╭─ DATA IN THIS EXERCISE

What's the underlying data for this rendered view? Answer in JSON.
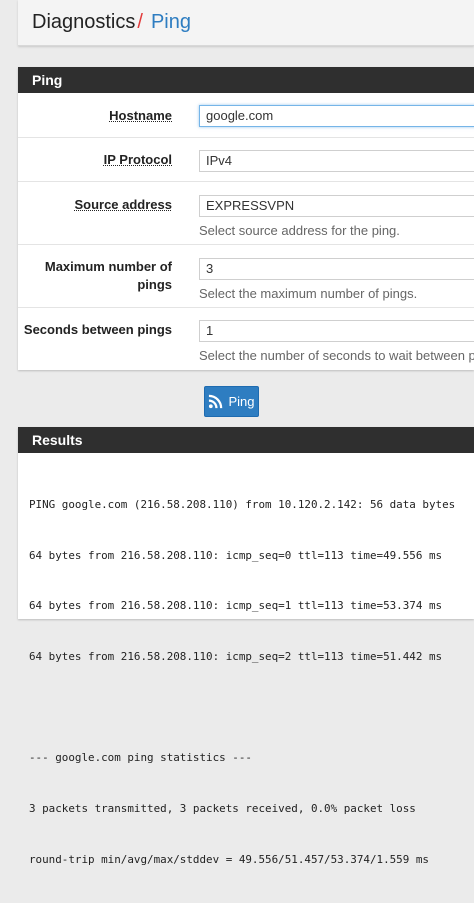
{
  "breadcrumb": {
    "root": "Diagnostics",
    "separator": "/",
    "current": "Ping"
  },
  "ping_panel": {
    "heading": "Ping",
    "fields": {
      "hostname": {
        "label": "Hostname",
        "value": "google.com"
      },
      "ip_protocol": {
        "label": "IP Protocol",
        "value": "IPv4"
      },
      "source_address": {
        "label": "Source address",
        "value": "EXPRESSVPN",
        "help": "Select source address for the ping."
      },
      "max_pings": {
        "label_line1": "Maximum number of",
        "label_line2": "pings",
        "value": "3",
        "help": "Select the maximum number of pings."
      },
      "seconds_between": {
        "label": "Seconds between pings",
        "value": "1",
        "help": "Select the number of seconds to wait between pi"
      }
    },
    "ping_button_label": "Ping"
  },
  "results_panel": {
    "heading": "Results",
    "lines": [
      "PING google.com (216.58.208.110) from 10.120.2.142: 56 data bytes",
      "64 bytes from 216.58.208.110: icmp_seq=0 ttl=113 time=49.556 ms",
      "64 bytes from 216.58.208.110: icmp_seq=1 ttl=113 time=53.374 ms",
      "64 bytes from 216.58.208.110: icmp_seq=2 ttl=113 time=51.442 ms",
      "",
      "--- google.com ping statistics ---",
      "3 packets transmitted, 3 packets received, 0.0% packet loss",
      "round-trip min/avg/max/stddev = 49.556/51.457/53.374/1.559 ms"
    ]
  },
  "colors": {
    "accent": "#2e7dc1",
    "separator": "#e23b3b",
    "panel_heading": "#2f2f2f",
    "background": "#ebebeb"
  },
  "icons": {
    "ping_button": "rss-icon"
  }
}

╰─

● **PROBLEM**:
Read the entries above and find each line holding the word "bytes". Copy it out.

● **EXERCISE SOLUTION**:
      "PING google.com (216.58.208.110) from 10.120.2.142: 56 data bytes",
      "64 bytes from 216.58.208.110: icmp_seq=0 ttl=113 time=49.556 ms",
      "64 bytes from 216.58.208.110: icmp_seq=1 ttl=113 time=53.374 ms",
      "64 bytes from 216.58.208.110: icmp_seq=2 ttl=113 time=51.442 ms",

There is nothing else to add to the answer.